The long-awaited trial of a Slovak businessman and three other suspects in the killing of investigative journalist Jan Kuciak and his fiancee will go ahead next month.
The anti-corruption reporter and Martina Kusnirova, both 27, were gunned down in their house outside the capital, Bratislava, in February 2018. The double homicide sparked massive protests that led to the resignation of Prime Minister Robert Fico.
At a December 19 pretrial hearing, judges at the Special Criminal Court in the town of Pezinok ordered the trial to begin on January 13 after they dismissed calls by the defense for a postponement because a lack of time to study the evidence.
Entrepreneur Marian Kocner, a subject of Kuciak’s reporting on fraud cases involving politically connected businessmen, is accused of contracting the killing.
The other defendants include two men suspected of carrying it out and a woman alleged to have acted as an intermediary.
If convicted, Kocner faces a minimum of 25 years in prison but could be jailed for life.
He is also under investigation for his role in several cases of suspected fraud.
As she entered the court in Pezinok, Kusnirova's mother demanded that Kuciak's investigations be resolved.
"Then their deaths will make at least some sense. It’s not enough to convict the murderers," Zlatica Kusnirova told reporters.

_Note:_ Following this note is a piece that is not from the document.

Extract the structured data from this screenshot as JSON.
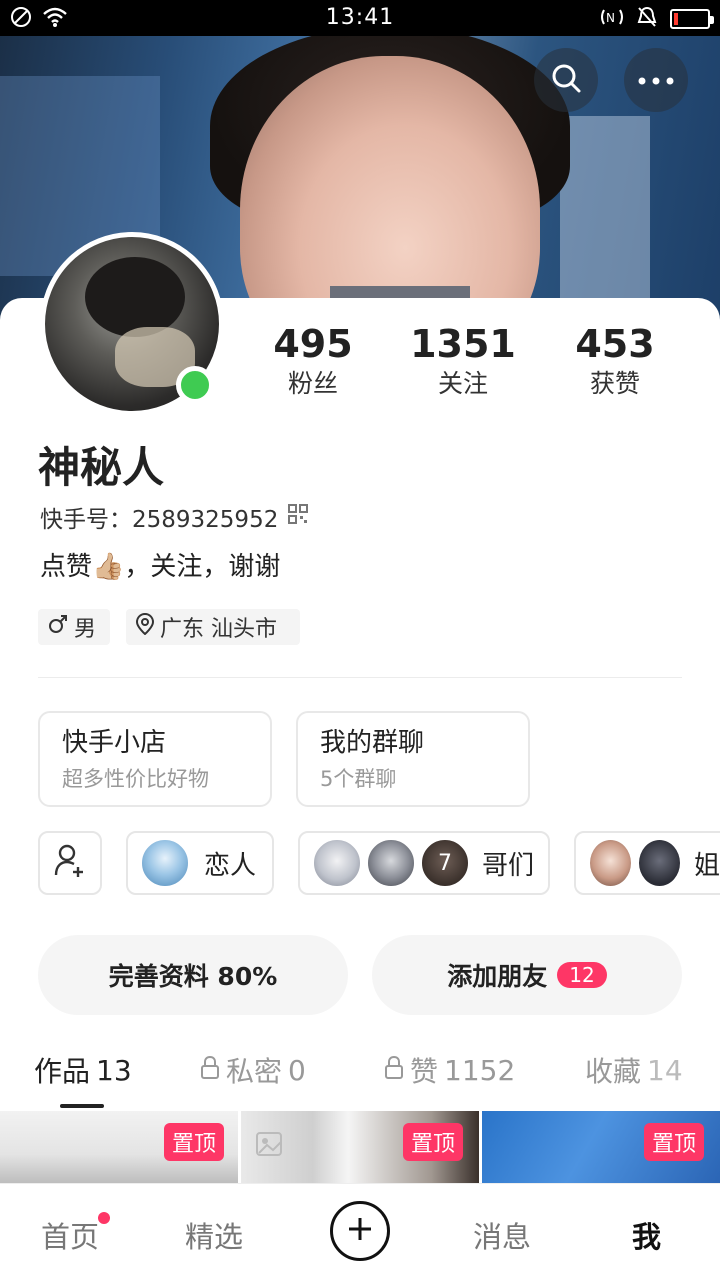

A fifth suspect in the case was not present. He has confessed to facilitating the killing and made a plea bargain pending court approval.

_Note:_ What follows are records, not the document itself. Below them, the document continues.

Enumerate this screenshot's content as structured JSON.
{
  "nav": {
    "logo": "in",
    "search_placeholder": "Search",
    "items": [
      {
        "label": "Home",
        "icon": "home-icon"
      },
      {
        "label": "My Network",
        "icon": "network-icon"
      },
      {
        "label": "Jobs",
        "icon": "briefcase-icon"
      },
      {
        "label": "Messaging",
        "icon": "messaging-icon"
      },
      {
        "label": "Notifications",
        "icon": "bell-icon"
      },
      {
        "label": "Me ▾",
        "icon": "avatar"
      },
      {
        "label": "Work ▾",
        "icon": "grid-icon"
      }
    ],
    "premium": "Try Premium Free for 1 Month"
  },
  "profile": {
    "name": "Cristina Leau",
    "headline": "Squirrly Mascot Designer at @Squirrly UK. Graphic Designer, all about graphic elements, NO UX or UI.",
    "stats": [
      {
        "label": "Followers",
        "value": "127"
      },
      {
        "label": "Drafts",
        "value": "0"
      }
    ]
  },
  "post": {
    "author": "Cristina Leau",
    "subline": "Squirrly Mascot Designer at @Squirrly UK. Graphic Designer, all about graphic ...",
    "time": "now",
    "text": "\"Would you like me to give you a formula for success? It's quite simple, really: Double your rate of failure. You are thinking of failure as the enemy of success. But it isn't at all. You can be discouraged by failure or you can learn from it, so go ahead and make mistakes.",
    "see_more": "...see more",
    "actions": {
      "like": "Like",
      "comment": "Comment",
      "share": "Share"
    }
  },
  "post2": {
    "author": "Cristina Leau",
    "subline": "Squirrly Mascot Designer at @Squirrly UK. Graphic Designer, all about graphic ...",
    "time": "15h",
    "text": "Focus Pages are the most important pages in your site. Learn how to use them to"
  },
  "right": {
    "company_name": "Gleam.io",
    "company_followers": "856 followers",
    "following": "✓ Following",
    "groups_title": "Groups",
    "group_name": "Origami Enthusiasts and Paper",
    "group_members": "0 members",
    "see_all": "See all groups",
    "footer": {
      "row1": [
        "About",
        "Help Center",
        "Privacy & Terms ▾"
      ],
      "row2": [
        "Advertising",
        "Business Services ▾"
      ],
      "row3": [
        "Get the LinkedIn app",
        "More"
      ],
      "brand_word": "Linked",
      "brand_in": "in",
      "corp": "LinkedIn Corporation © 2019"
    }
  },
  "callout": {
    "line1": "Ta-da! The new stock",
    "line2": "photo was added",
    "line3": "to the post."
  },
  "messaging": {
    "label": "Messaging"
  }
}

The killing of Kuciak and Kusnirova stoked public anger over perceived corruption in Slovakia, forcing Fico to step down as prime minister in March 2018 and paving the way for the election of environmental activist and lawyer Zuzana Caputova as president earlier this year.